The task calls for each record to be given again unchanged, minus any pictures.

** Opening INPUT FOR THIS TASK block **

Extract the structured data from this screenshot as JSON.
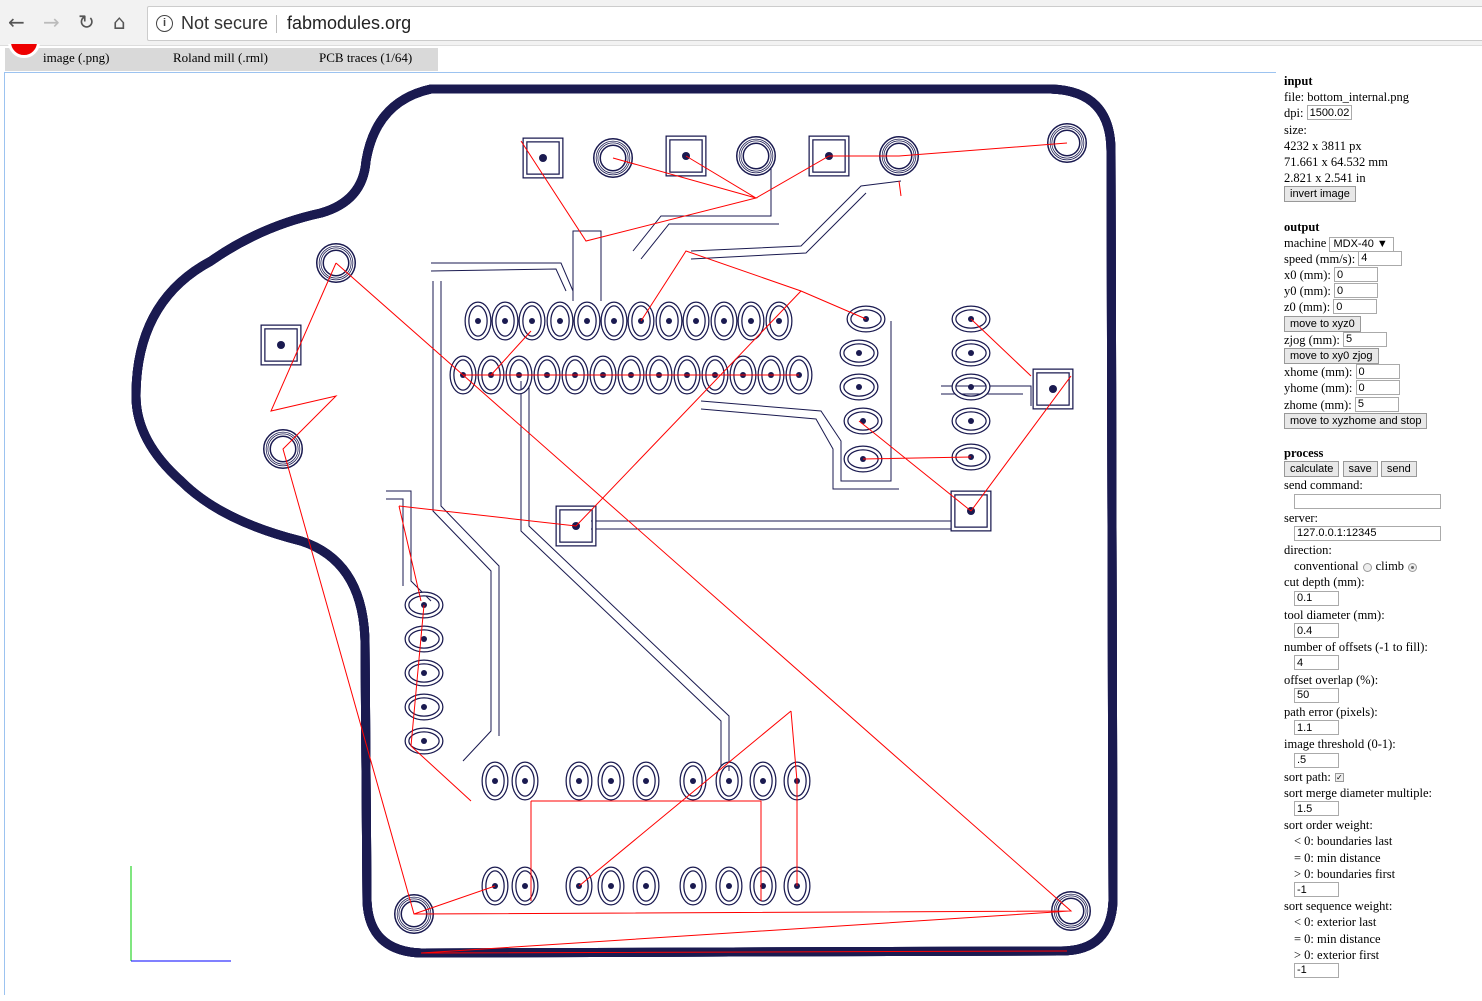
{
  "browser": {
    "security": "Not secure",
    "url": "fabmodules.org"
  },
  "tabs": [
    "image (.png)",
    "Roland mill (.rml)",
    "PCB traces (1/64)"
  ],
  "input": {
    "heading": "input",
    "file": "file: bottom_internal.png",
    "dpi_label": "dpi:",
    "dpi": "1500.02:",
    "size_label": "size:",
    "px": "4232 x 3811 px",
    "mm": "71.661 x 64.532 mm",
    "in": "2.821 x 2.541 in",
    "invert": "invert image"
  },
  "output": {
    "heading": "output",
    "machine_label": "machine",
    "machine": "MDX-40 ▼",
    "speed_label": "speed (mm/s):",
    "speed": "4",
    "x0_label": "x0 (mm):",
    "x0": "0",
    "y0_label": "y0 (mm):",
    "y0": "0",
    "z0_label": "z0 (mm):",
    "z0": "0",
    "move_xyz0": "move to xyz0",
    "zjog_label": "zjog (mm):",
    "zjog": "5",
    "move_zjog": "move to xy0 zjog",
    "xhome_label": "xhome (mm):",
    "xhome": "0",
    "yhome_label": "yhome (mm):",
    "yhome": "0",
    "zhome_label": "zhome (mm):",
    "zhome": "5",
    "move_home": "move to xyzhome and stop"
  },
  "process": {
    "heading": "process",
    "calculate": "calculate",
    "save": "save",
    "send": "send",
    "send_command_label": "send command:",
    "send_command": "",
    "server_label": "server:",
    "server": "127.0.0.1:12345",
    "direction_label": "direction:",
    "conventional": "conventional",
    "climb": "climb",
    "direction": "climb",
    "cut_depth_label": "cut depth (mm):",
    "cut_depth": "0.1",
    "tool_diameter_label": "tool diameter (mm):",
    "tool_diameter": "0.4",
    "offsets_label": "number of offsets (-1 to fill):",
    "offsets": "4",
    "overlap_label": "offset overlap (%):",
    "overlap": "50",
    "path_error_label": "path error (pixels):",
    "path_error": "1.1",
    "threshold_label": "image threshold (0-1):",
    "threshold": ".5",
    "sort_path_label": "sort path:",
    "sort_path": true,
    "merge_label": "sort merge diameter multiple:",
    "merge": "1.5",
    "order_label": "sort order weight:",
    "order_opts": [
      "< 0: boundaries last",
      "= 0: min distance",
      "> 0: boundaries first"
    ],
    "order": "-1",
    "sequence_label": "sort sequence weight:",
    "sequence_opts": [
      "< 0: exterior last",
      "= 0: min distance",
      "> 0: exterior first"
    ],
    "sequence": "-1"
  },
  "colors": {
    "toolpath": "#1a1a50",
    "jog": "#ff0000",
    "x_axis": "#0000ff",
    "y_axis": "#00cc00"
  }
}
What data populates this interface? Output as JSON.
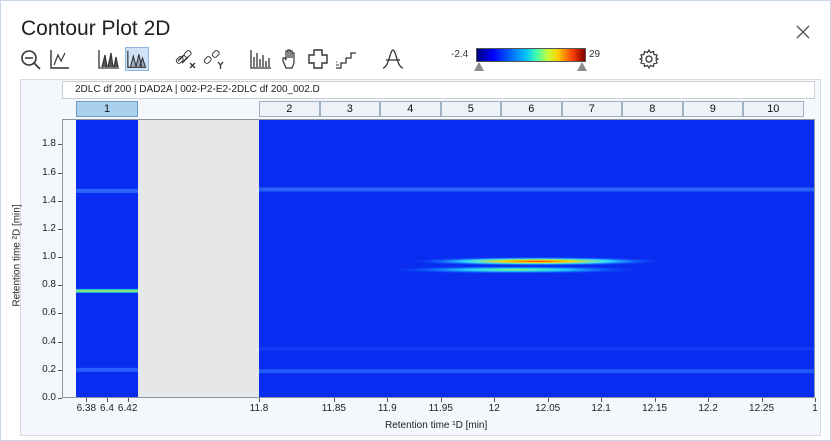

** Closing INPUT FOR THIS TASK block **

→ TASK SOLUTION
Extract the structured data from this screenshot as JSON.
{
  "browser": {
    "security": "Not secure",
    "url": "fabmodules.org"
  },
  "tabs": [
    "image (.png)",
    "Roland mill (.rml)",
    "PCB traces (1/64)"
  ],
  "input": {
    "heading": "input",
    "file": "file: bottom_internal.png",
    "dpi_label": "dpi:",
    "dpi": "1500.02:",
    "size_label": "size:",
    "px": "4232 x 3811 px",
    "mm": "71.661 x 64.532 mm",
    "in": "2.821 x 2.541 in",
    "invert": "invert image"
  },
  "output": {
    "heading": "output",
    "machine_label": "machine",
    "machine": "MDX-40 ▼",
    "speed_label": "speed (mm/s):",
    "speed": "4",
    "x0_label": "x0 (mm):",
    "x0": "0",
    "y0_label": "y0 (mm):",
    "y0": "0",
    "z0_label": "z0 (mm):",
    "z0": "0",
    "move_xyz0": "move to xyz0",
    "zjog_label": "zjog (mm):",
    "zjog": "5",
    "move_zjog": "move to xy0 zjog",
    "xhome_label": "xhome (mm):",
    "xhome": "0",
    "yhome_label": "yhome (mm):",
    "yhome": "0",
    "zhome_label": "zhome (mm):",
    "zhome": "5",
    "move_home": "move to xyzhome and stop"
  },
  "process": {
    "heading": "process",
    "calculate": "calculate",
    "save": "save",
    "send": "send",
    "send_command_label": "send command:",
    "send_command": "",
    "server_label": "server:",
    "server": "127.0.0.1:12345",
    "direction_label": "direction:",
    "conventional": "conventional",
    "climb": "climb",
    "direction": "climb",
    "cut_depth_label": "cut depth (mm):",
    "cut_depth": "0.1",
    "tool_diameter_label": "tool diameter (mm):",
    "tool_diameter": "0.4",
    "offsets_label": "number of offsets (-1 to fill):",
    "offsets": "4",
    "overlap_label": "offset overlap (%):",
    "overlap": "50",
    "path_error_label": "path error (pixels):",
    "path_error": "1.1",
    "threshold_label": "image threshold (0-1):",
    "threshold": ".5",
    "sort_path_label": "sort path:",
    "sort_path": true,
    "merge_label": "sort merge diameter multiple:",
    "merge": "1.5",
    "order_label": "sort order weight:",
    "order_opts": [
      "< 0: boundaries last",
      "= 0: min distance",
      "> 0: boundaries first"
    ],
    "order": "-1",
    "sequence_label": "sort sequence weight:",
    "sequence_opts": [
      "< 0: exterior last",
      "= 0: min distance",
      "> 0: exterior first"
    ],
    "sequence": "-1"
  },
  "colors": {
    "toolpath": "#1a1a50",
    "jog": "#ff0000",
    "x_axis": "#0000ff",
    "y_axis": "#00cc00"
  }
}
What data populates this interface? Output as JSON.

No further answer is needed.